BEGIN Exercise data
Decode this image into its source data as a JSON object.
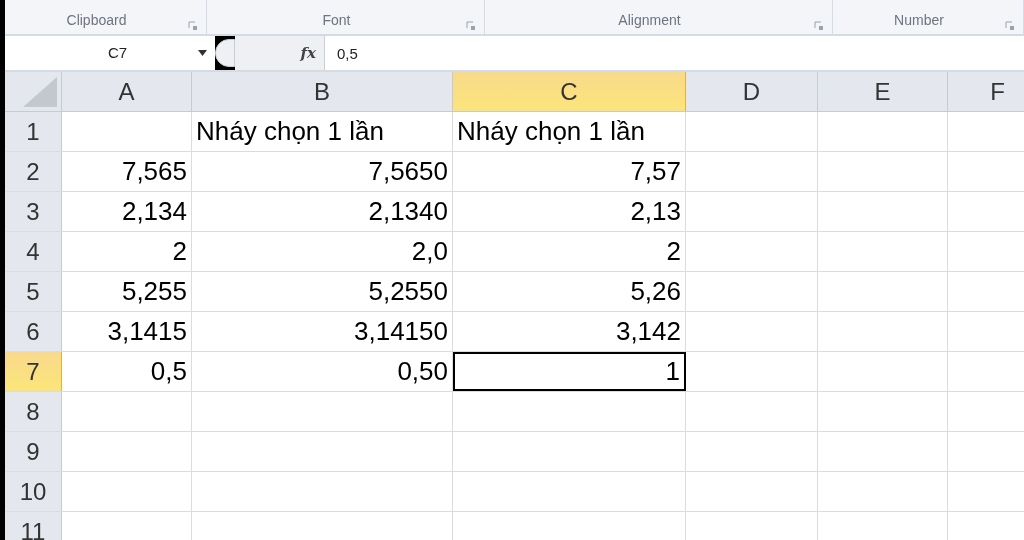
{
  "ribbon_groups": [
    {
      "label": "Clipboard"
    },
    {
      "label": "Font"
    },
    {
      "label": "Alignment"
    },
    {
      "label": "Number"
    }
  ],
  "formula_bar": {
    "name_box": "C7",
    "function_button": "fx",
    "formula": "0,5"
  },
  "columns": [
    {
      "label": "A",
      "selected": false
    },
    {
      "label": "B",
      "selected": false
    },
    {
      "label": "C",
      "selected": true
    },
    {
      "label": "D",
      "selected": false
    },
    {
      "label": "E",
      "selected": false
    },
    {
      "label": "F",
      "selected": false
    }
  ],
  "rows": [
    {
      "label": "1",
      "selected": false,
      "cells": [
        {
          "active": false
        },
        {
          "kind": "text",
          "text": "Nháy chọn 1 lần",
          "active": false
        },
        {
          "kind": "text",
          "text": "Nháy chọn 1 lần",
          "active": false
        }
      ]
    },
    {
      "label": "2",
      "selected": false,
      "cells": [
        {
          "kind": "number",
          "text": "7,565",
          "active": false
        },
        {
          "kind": "number",
          "text": "7,5650",
          "active": false
        },
        {
          "kind": "number",
          "text": "7,57",
          "active": false
        }
      ]
    },
    {
      "label": "3",
      "selected": false,
      "cells": [
        {
          "kind": "number",
          "text": "2,134",
          "active": false
        },
        {
          "kind": "number",
          "text": "2,1340",
          "active": false
        },
        {
          "kind": "number",
          "text": "2,13",
          "active": false
        }
      ]
    },
    {
      "label": "4",
      "selected": false,
      "cells": [
        {
          "kind": "number",
          "text": "2",
          "active": false
        },
        {
          "kind": "number",
          "text": "2,0",
          "active": false
        },
        {
          "kind": "number",
          "text": "2",
          "active": false
        }
      ]
    },
    {
      "label": "5",
      "selected": false,
      "cells": [
        {
          "kind": "number",
          "text": "5,255",
          "active": false
        },
        {
          "kind": "number",
          "text": "5,2550",
          "active": false
        },
        {
          "kind": "number",
          "text": "5,26",
          "active": false
        }
      ]
    },
    {
      "label": "6",
      "selected": false,
      "cells": [
        {
          "kind": "number",
          "text": "3,1415",
          "active": false
        },
        {
          "kind": "number",
          "text": "3,14150",
          "active": false
        },
        {
          "kind": "number",
          "text": "3,142",
          "active": false
        }
      ]
    },
    {
      "label": "7",
      "selected": true,
      "cells": [
        {
          "kind": "number",
          "text": "0,5",
          "active": false
        },
        {
          "kind": "number",
          "text": "0,50",
          "active": false
        },
        {
          "kind": "number",
          "text": "1",
          "active": true
        }
      ]
    },
    {
      "label": "8",
      "selected": false
    },
    {
      "label": "9",
      "selected": false
    },
    {
      "label": "10",
      "selected": false
    },
    {
      "label": "11",
      "selected": false
    }
  ]
}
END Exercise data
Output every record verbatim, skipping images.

Solution below
Decode this image into its source data as a JSON object.
{
  "ribbon_groups": [
    {
      "label": "Clipboard"
    },
    {
      "label": "Font"
    },
    {
      "label": "Alignment"
    },
    {
      "label": "Number"
    }
  ],
  "formula_bar": {
    "name_box": "C7",
    "function_button": "fx",
    "formula": "0,5"
  },
  "columns": [
    {
      "label": "A",
      "selected": false
    },
    {
      "label": "B",
      "selected": false
    },
    {
      "label": "C",
      "selected": true
    },
    {
      "label": "D",
      "selected": false
    },
    {
      "label": "E",
      "selected": false
    },
    {
      "label": "F",
      "selected": false
    }
  ],
  "rows": [
    {
      "label": "1",
      "selected": false,
      "cells": [
        {
          "active": false
        },
        {
          "kind": "text",
          "text": "Nháy chọn 1 lần",
          "active": false
        },
        {
          "kind": "text",
          "text": "Nháy chọn 1 lần",
          "active": false
        }
      ]
    },
    {
      "label": "2",
      "selected": false,
      "cells": [
        {
          "kind": "number",
          "text": "7,565",
          "active": false
        },
        {
          "kind": "number",
          "text": "7,5650",
          "active": false
        },
        {
          "kind": "number",
          "text": "7,57",
          "active": false
        }
      ]
    },
    {
      "label": "3",
      "selected": false,
      "cells": [
        {
          "kind": "number",
          "text": "2,134",
          "active": false
        },
        {
          "kind": "number",
          "text": "2,1340",
          "active": false
        },
        {
          "kind": "number",
          "text": "2,13",
          "active": false
        }
      ]
    },
    {
      "label": "4",
      "selected": false,
      "cells": [
        {
          "kind": "number",
          "text": "2",
          "active": false
        },
        {
          "kind": "number",
          "text": "2,0",
          "active": false
        },
        {
          "kind": "number",
          "text": "2",
          "active": false
        }
      ]
    },
    {
      "label": "5",
      "selected": false,
      "cells": [
        {
          "kind": "number",
          "text": "5,255",
          "active": false
        },
        {
          "kind": "number",
          "text": "5,2550",
          "active": false
        },
        {
          "kind": "number",
          "text": "5,26",
          "active": false
        }
      ]
    },
    {
      "label": "6",
      "selected": false,
      "cells": [
        {
          "kind": "number",
          "text": "3,1415",
          "active": false
        },
        {
          "kind": "number",
          "text": "3,14150",
          "active": false
        },
        {
          "kind": "number",
          "text": "3,142",
          "active": false
        }
      ]
    },
    {
      "label": "7",
      "selected": true,
      "cells": [
        {
          "kind": "number",
          "text": "0,5",
          "active": false
        },
        {
          "kind": "number",
          "text": "0,50",
          "active": false
        },
        {
          "kind": "number",
          "text": "1",
          "active": true
        }
      ]
    },
    {
      "label": "8",
      "selected": false
    },
    {
      "label": "9",
      "selected": false
    },
    {
      "label": "10",
      "selected": false
    },
    {
      "label": "11",
      "selected": false
    }
  ]
}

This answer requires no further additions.